The reality: There are too many self-appointed ”gurus” out there whispering misinformation about SEO and content syndication to their clients. This myth stems from the idea that search engines penalize sites with “duplicate content.” SEO is obviously important to traffic growth, so this issue warrants a closer look.

It is widely known that Google doesn’t like to recommend sites that consist of nothing but scraped content (see Myth #2). However, Google has no issue with syndicated content. What really matters to search engines is the distinction between shady content farming techniques and legitimate syndication.

Don’t believe me? Let Google explain: “Duplicate content on a site is not grounds for action on that site unless it appears that the intent of the duplicate content is to be deceptive and manipulate search engine results.”

The bottom line is that legitimate syndication through a platform like NewsCred means more pages that will be indexed, and does not affect your Google PageRank whatsoever. NewsCred has yet to see a client get blacklisted by a search engine after publishing syndicated content, and many of our clients garner millions of page views from search.

Myth #4: Brands shouldn’t pay for distribution

The reality: Brands are now putting journalists on their payroll, and these writers are producing high-quality content on their behalf. But just because a brand’s content is good doesn’t mean marketers should expect free distribution. After all, it’s still branded content with a commercial agenda, even though it’s being produced in-house or by an agency.

Publishers deserve to be compensated when brands want to access their audience. And paid distribution (whether traditional banner ads or sponsored content) is the lifeblood of the media ecosystem.

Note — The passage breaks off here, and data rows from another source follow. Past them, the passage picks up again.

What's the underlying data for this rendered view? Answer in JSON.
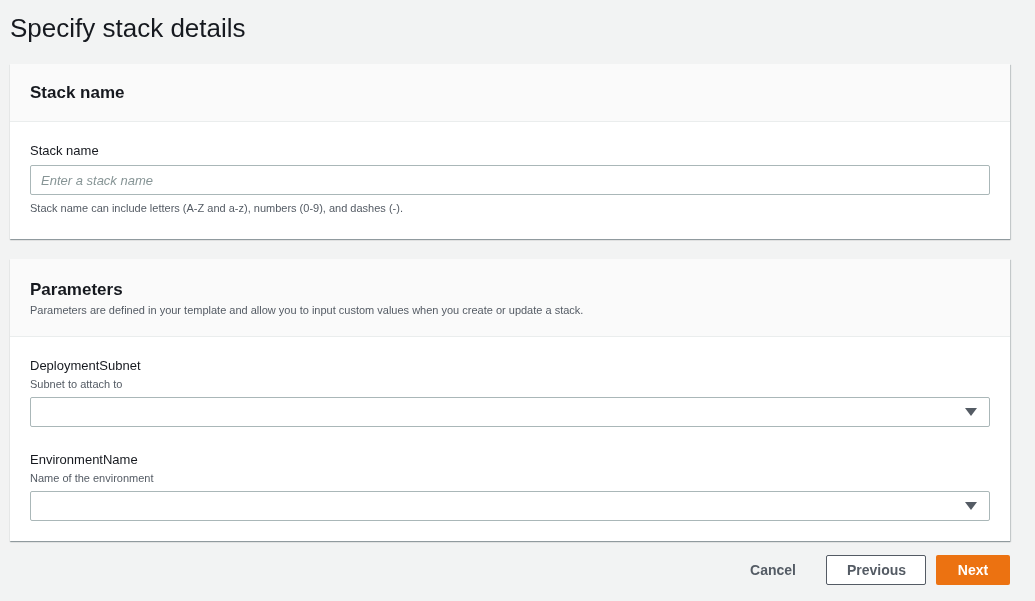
{
  "page_title": "Specify stack details",
  "stack_panel": {
    "title": "Stack name",
    "field": {
      "label": "Stack name",
      "placeholder": "Enter a stack name",
      "hint": "Stack name can include letters (A-Z and a-z), numbers (0-9), and dashes (-)."
    }
  },
  "parameters_panel": {
    "title": "Parameters",
    "description": "Parameters are defined in your template and allow you to input custom values when you create or update a stack.",
    "fields": [
      {
        "label": "DeploymentSubnet",
        "description": "Subnet to attach to"
      },
      {
        "label": "EnvironmentName",
        "description": "Name of the environment"
      }
    ]
  },
  "buttons": [
    {
      "label": "Cancel",
      "kind": "link"
    },
    {
      "label": "Previous",
      "kind": "secondary"
    },
    {
      "label": "Next",
      "kind": "primary"
    }
  ]
}
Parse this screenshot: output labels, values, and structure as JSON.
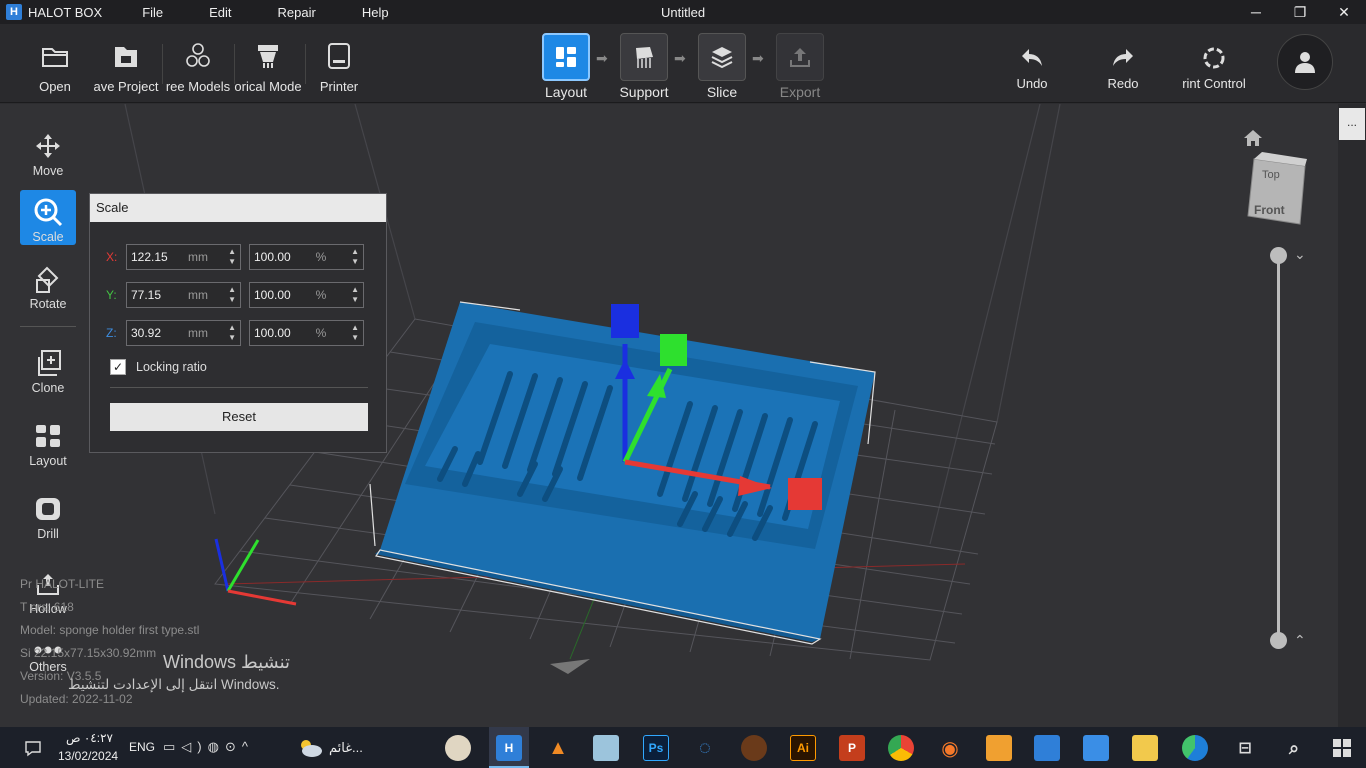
{
  "app": {
    "name": "HALOT BOX",
    "window_title": "Untitled",
    "menu": [
      "File",
      "Edit",
      "Repair",
      "Help"
    ],
    "window_controls": [
      "─",
      "❐",
      "✕"
    ]
  },
  "toolbar": {
    "open": "Open",
    "save_project": "ave Project",
    "free_models": "ree Models",
    "historical_models": "orical Mode",
    "printer": "Printer",
    "steps": [
      "Layout",
      "Support",
      "Slice",
      "Export"
    ],
    "undo": "Undo",
    "redo": "Redo",
    "print_control": "rint Control"
  },
  "left_tools": [
    "Move",
    "Scale",
    "Rotate",
    "Clone",
    "Layout",
    "Drill",
    "Hollow",
    "Others"
  ],
  "scale_panel": {
    "title": "Scale",
    "rows": [
      {
        "axis": "X:",
        "axis_color": "#e53935",
        "size": "122.15",
        "size_unit": "mm",
        "percent": "100.00",
        "percent_unit": "%"
      },
      {
        "axis": "Y:",
        "axis_color": "#43c243",
        "size": "77.15",
        "size_unit": "mm",
        "percent": "100.00",
        "percent_unit": "%"
      },
      {
        "axis": "Z:",
        "axis_color": "#3d8de0",
        "size": "30.92",
        "size_unit": "mm",
        "percent": "100.00",
        "percent_unit": "%"
      }
    ],
    "locking_ratio": "Locking ratio",
    "locking_checked": "✓",
    "reset": "Reset"
  },
  "info": {
    "printer": "Pr      HALOT-LITE",
    "triangles": "T           ors: 618",
    "model": "Model: sponge holder first type.stl",
    "size": "Si   22.15x77.15x30.92mm",
    "version": "Version: V3.5.5",
    "updated": "Updated:  2022-11-02"
  },
  "activation": {
    "line1": "Windows تنشيط",
    "line2": "انتقل إلى الإعدادت لتنشيط Windows."
  },
  "view_cube": {
    "top": "Top",
    "front": "Front"
  },
  "right_strip": {
    "more": "..."
  },
  "taskbar": {
    "time": "٠٤:٢٧ ص",
    "date": "13/02/2024",
    "lang": "ENG",
    "weather": "غائم...",
    "apps": [
      "Ps",
      "Ai",
      "P"
    ]
  },
  "colors": {
    "accent": "#1e88e5",
    "model": "#1a6fb0",
    "x_axis": "#e53935",
    "y_axis": "#43c243",
    "z_axis": "#1a2fe0"
  }
}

If your agency thinks their PR team should be paid instead of the publishers that carry your content, you should question whether they have the best interests of the content ecosystem at heart.

Copyright NewsCred. Stefan Deeran / Client Sales Director